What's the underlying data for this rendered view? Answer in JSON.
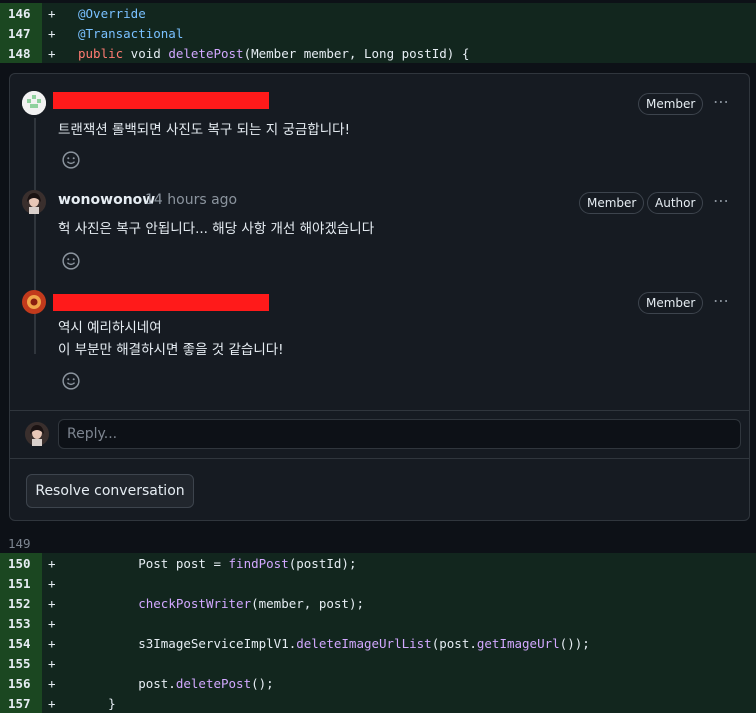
{
  "diff_top": [
    {
      "num": "146",
      "sign": "+",
      "tokens": [
        {
          "t": "@Override",
          "c": "ann"
        }
      ]
    },
    {
      "num": "147",
      "sign": "+",
      "tokens": [
        {
          "t": "@Transactional",
          "c": "ann"
        }
      ]
    },
    {
      "num": "148",
      "sign": "+",
      "tokens": [
        {
          "t": "public",
          "c": "kw"
        },
        {
          "t": " void ",
          "c": "plain"
        },
        {
          "t": "deletePost",
          "c": "fn"
        },
        {
          "t": "(Member member, Long postId) {",
          "c": "plain"
        }
      ]
    }
  ],
  "comments": [
    {
      "author_redacted": true,
      "badges": [
        "Member"
      ],
      "body_lines": [
        "트랜잭션 롤백되면 사진도 복구 되는 지 궁금합니다!"
      ]
    },
    {
      "author": "wonowonow",
      "time": "14 hours ago",
      "badges": [
        "Member",
        "Author"
      ],
      "body_lines": [
        "헉 사진은 복구 안됩니다... 해당 사항 개선 해야겠습니다"
      ]
    },
    {
      "author_redacted": true,
      "badges": [
        "Member"
      ],
      "body_lines": [
        "역시 예리하시네여",
        "이 부분만 해결하시면 좋을 것 같습니다!"
      ]
    }
  ],
  "reply": {
    "placeholder": "Reply..."
  },
  "resolve_label": "Resolve conversation",
  "diff_bottom": [
    {
      "num": "149",
      "sign": "",
      "ctx": true,
      "tokens": []
    },
    {
      "num": "150",
      "sign": "+",
      "tokens": [
        {
          "t": "        Post post = ",
          "c": "plain"
        },
        {
          "t": "findPost",
          "c": "fn"
        },
        {
          "t": "(postId);",
          "c": "plain"
        }
      ]
    },
    {
      "num": "151",
      "sign": "+",
      "tokens": []
    },
    {
      "num": "152",
      "sign": "+",
      "tokens": [
        {
          "t": "        ",
          "c": "plain"
        },
        {
          "t": "checkPostWriter",
          "c": "fn"
        },
        {
          "t": "(member, post);",
          "c": "plain"
        }
      ]
    },
    {
      "num": "153",
      "sign": "+",
      "tokens": []
    },
    {
      "num": "154",
      "sign": "+",
      "tokens": [
        {
          "t": "        s3ImageServiceImplV1.",
          "c": "plain"
        },
        {
          "t": "deleteImageUrlList",
          "c": "fn"
        },
        {
          "t": "(post.",
          "c": "plain"
        },
        {
          "t": "getImageUrl",
          "c": "fn"
        },
        {
          "t": "());",
          "c": "plain"
        }
      ]
    },
    {
      "num": "155",
      "sign": "+",
      "tokens": []
    },
    {
      "num": "156",
      "sign": "+",
      "tokens": [
        {
          "t": "        post.",
          "c": "plain"
        },
        {
          "t": "deletePost",
          "c": "fn"
        },
        {
          "t": "();",
          "c": "plain"
        }
      ]
    },
    {
      "num": "157",
      "sign": "+",
      "tokens": [
        {
          "t": "    }",
          "c": "plain"
        }
      ]
    }
  ]
}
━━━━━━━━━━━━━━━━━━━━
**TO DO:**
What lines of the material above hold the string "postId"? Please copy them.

**THE ANSWER:**
          "t": "(Member member, Long postId) {",
          "t": "(postId);",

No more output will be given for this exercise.